───── Given records ─────

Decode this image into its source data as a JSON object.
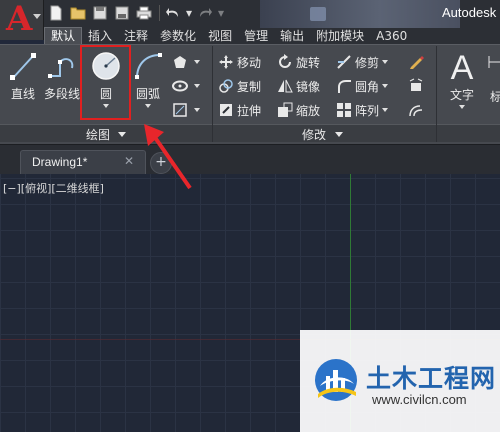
{
  "app": {
    "logo_letter": "A",
    "title": "Autodesk"
  },
  "quick_access": [
    "new-icon",
    "open-icon",
    "save-icon",
    "save-as-icon",
    "print-icon",
    "undo-icon",
    "redo-icon"
  ],
  "ribbon_tabs": [
    {
      "label": "默认",
      "active": true
    },
    {
      "label": "插入"
    },
    {
      "label": "注释"
    },
    {
      "label": "参数化"
    },
    {
      "label": "视图"
    },
    {
      "label": "管理"
    },
    {
      "label": "输出"
    },
    {
      "label": "附加模块"
    },
    {
      "label": "A360"
    }
  ],
  "draw_panel": {
    "title": "绘图",
    "line": "直线",
    "polyline": "多段线",
    "circle": "圆",
    "arc": "圆弧"
  },
  "modify_panel": {
    "title": "修改",
    "move": "移动",
    "rotate": "旋转",
    "trim": "修剪",
    "copy": "复制",
    "mirror": "镜像",
    "fillet": "圆角",
    "stretch": "拉伸",
    "scale": "缩放",
    "array": "阵列"
  },
  "annotation_panel": {
    "text": "文字",
    "dim_partial": "标"
  },
  "document": {
    "tab_name": "Drawing1*",
    "close_glyph": "✕",
    "new_tab_glyph": "+"
  },
  "viewport": {
    "label": "[−][俯视][二维线框]"
  },
  "watermark": {
    "name": "土木工程网",
    "url": "www.civilcn.com"
  },
  "colors": {
    "highlight_red": "#e02020",
    "autocad_red": "#d7262b",
    "canvas_bg": "#212837",
    "watermark_blue": "#2364ae"
  }
}
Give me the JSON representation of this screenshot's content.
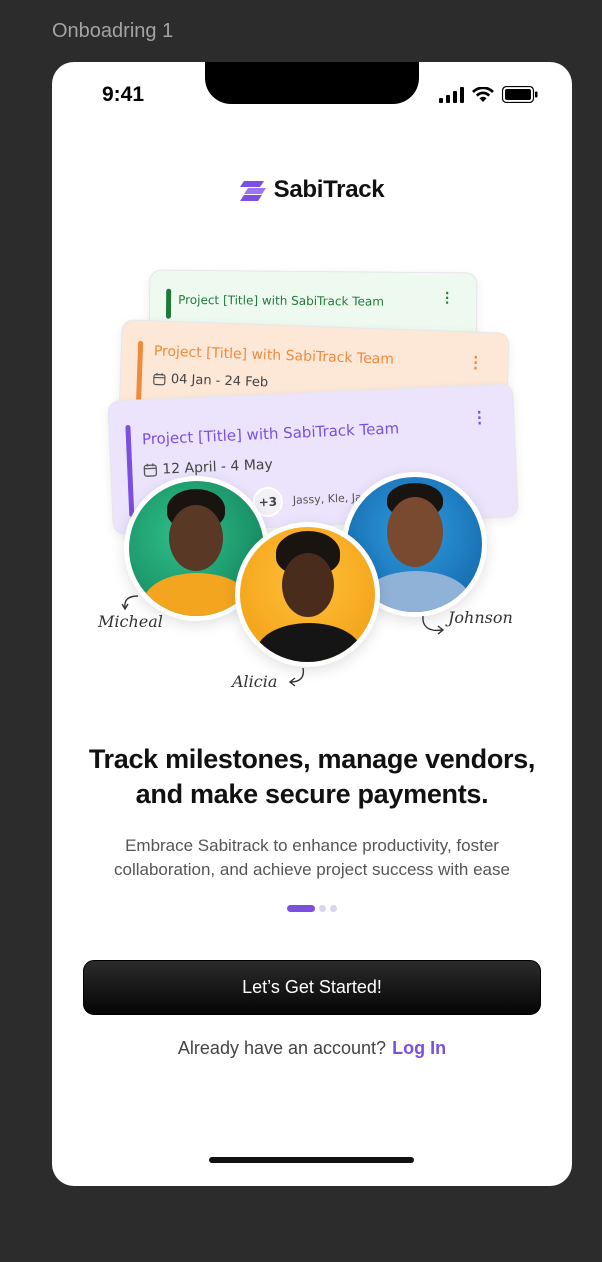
{
  "frame": {
    "label": "Onboadring 1"
  },
  "status_bar": {
    "time": "9:41"
  },
  "brand": {
    "name": "SabiTrack",
    "color": "#7b4fe0"
  },
  "cards": {
    "green": {
      "title": "Project [Title] with SabiTrack Team",
      "date": "",
      "color": "#1f7a3a"
    },
    "orange": {
      "title": "Project [Title] with SabiTrack Team",
      "date": "04 Jan - 24 Feb",
      "color": "#f08a3c"
    },
    "purple": {
      "title": "Project [Title] with SabiTrack Team",
      "date": "12 April - 4 May",
      "extra_count": "+3",
      "members": "Jassy, Kle, Jam",
      "color": "#7b4fe0"
    }
  },
  "people": [
    {
      "name": "Micheal"
    },
    {
      "name": "Alicia"
    },
    {
      "name": "Johnson"
    }
  ],
  "headline": "Track milestones, manage vendors, and make secure payments.",
  "subtext": "Embrace Sabitrack to enhance productivity, foster collaboration, and achieve project success with ease",
  "pagination": {
    "current": 1,
    "total": 3
  },
  "cta": {
    "label": "Let’s Get Started!"
  },
  "login": {
    "prompt": "Already have an account?",
    "link": "Log In"
  }
}
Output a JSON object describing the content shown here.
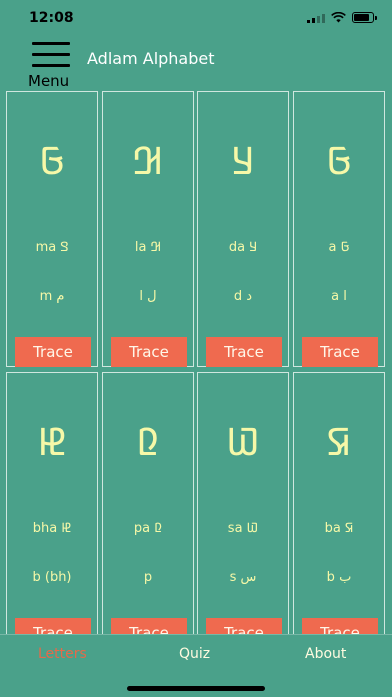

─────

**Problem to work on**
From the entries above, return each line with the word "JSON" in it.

**Solution for this task**
Decode this image into its source data as a JSON object.
Give me the JSON representation of this screenshot's content.
Output a JSON object describing the content shown here.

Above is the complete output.